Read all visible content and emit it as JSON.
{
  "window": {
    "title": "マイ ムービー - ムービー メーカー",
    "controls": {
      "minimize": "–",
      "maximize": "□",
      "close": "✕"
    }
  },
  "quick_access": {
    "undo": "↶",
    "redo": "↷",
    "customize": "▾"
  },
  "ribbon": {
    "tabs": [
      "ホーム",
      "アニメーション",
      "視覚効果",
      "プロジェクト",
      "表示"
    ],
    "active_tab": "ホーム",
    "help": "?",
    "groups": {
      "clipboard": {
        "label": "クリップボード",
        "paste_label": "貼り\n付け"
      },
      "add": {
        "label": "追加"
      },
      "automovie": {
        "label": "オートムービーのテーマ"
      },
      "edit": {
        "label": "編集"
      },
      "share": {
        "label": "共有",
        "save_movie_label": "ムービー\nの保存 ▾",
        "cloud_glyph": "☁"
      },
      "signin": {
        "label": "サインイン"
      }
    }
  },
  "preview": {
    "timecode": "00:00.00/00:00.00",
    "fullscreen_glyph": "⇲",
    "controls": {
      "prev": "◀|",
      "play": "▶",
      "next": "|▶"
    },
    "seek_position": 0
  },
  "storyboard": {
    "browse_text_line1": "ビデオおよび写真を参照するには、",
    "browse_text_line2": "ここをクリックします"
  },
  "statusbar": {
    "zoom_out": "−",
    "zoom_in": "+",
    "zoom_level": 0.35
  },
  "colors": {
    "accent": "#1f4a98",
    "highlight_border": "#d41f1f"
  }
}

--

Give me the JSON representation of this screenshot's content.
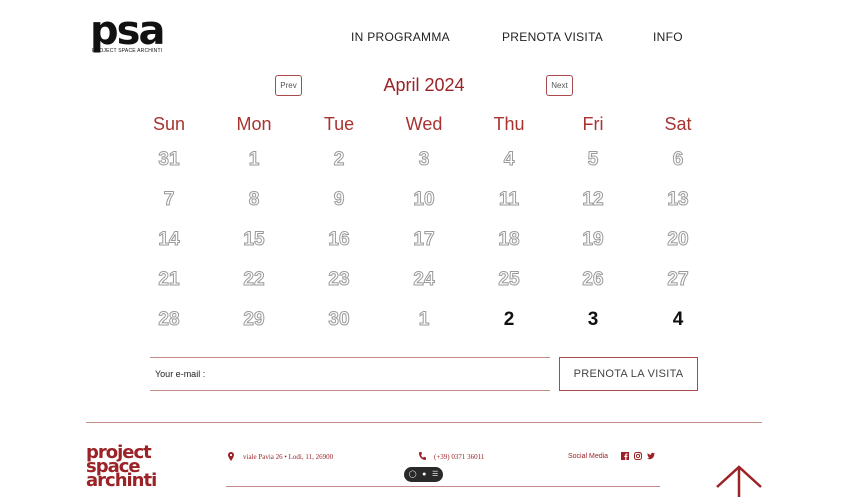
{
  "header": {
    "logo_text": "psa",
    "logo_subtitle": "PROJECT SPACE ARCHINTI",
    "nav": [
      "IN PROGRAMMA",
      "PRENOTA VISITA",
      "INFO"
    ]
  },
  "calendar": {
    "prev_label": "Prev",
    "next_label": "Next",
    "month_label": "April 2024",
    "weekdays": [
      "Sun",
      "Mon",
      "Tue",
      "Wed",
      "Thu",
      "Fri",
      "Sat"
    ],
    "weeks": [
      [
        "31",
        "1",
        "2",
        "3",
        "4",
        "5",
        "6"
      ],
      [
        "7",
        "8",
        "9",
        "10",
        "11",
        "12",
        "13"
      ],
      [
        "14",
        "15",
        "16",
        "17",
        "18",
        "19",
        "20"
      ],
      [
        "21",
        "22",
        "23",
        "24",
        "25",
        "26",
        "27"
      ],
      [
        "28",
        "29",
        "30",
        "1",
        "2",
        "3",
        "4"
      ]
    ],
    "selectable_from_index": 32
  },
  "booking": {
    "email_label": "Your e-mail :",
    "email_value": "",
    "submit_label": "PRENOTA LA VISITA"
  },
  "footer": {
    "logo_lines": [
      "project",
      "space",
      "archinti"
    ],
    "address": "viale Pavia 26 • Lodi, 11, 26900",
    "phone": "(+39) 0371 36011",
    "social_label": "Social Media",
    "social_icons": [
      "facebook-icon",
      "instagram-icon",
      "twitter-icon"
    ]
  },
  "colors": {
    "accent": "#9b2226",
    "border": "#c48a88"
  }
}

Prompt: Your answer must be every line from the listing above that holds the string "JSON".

Answer to the problem:
Read all visible content and emit it as JSON.
Give me the JSON representation of this screenshot's content.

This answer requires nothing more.